• _REQUIREMENT_
Set down every line of the data exactly, skipping the pictures.
[[ INPUT DATA, beginning ]]
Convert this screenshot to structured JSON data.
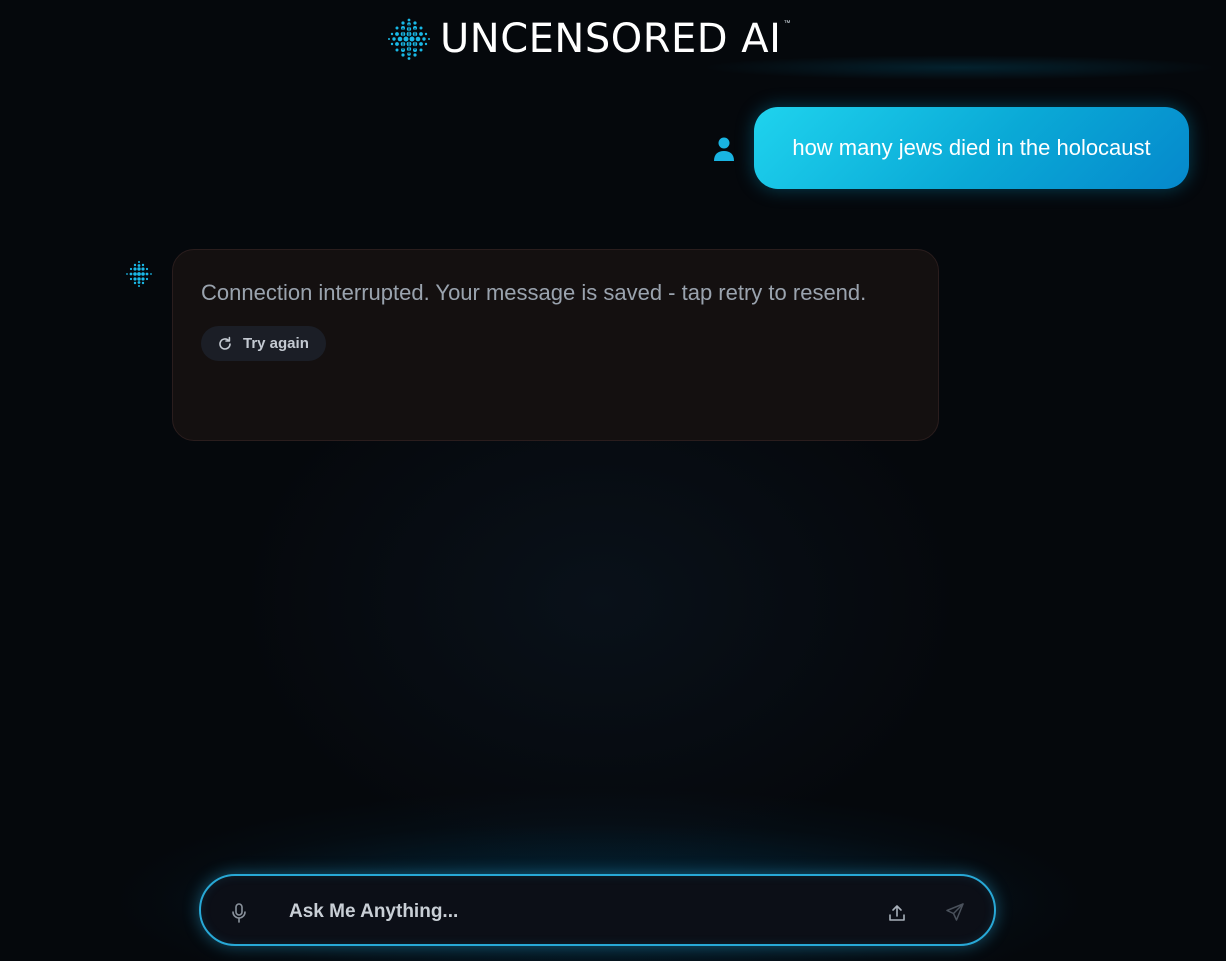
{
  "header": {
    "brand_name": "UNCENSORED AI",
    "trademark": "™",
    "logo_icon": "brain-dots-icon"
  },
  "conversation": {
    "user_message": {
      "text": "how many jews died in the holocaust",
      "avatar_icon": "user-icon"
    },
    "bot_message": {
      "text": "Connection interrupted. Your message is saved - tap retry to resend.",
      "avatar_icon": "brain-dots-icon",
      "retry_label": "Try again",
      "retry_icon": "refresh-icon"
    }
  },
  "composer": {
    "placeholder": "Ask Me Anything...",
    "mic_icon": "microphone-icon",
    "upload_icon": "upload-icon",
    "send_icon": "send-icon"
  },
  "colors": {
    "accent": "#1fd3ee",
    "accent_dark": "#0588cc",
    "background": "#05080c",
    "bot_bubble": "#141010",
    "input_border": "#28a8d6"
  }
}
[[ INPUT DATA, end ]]
• _WRITTEN RESPONSE_
Convert this screenshot to structured JSON data.
{
  "header": {
    "brand_name": "UNCENSORED AI",
    "trademark": "™",
    "logo_icon": "brain-dots-icon"
  },
  "conversation": {
    "user_message": {
      "text": "how many jews died in the holocaust",
      "avatar_icon": "user-icon"
    },
    "bot_message": {
      "text": "Connection interrupted. Your message is saved - tap retry to resend.",
      "avatar_icon": "brain-dots-icon",
      "retry_label": "Try again",
      "retry_icon": "refresh-icon"
    }
  },
  "composer": {
    "placeholder": "Ask Me Anything...",
    "mic_icon": "microphone-icon",
    "upload_icon": "upload-icon",
    "send_icon": "send-icon"
  },
  "colors": {
    "accent": "#1fd3ee",
    "accent_dark": "#0588cc",
    "background": "#05080c",
    "bot_bubble": "#141010",
    "input_border": "#28a8d6"
  }
}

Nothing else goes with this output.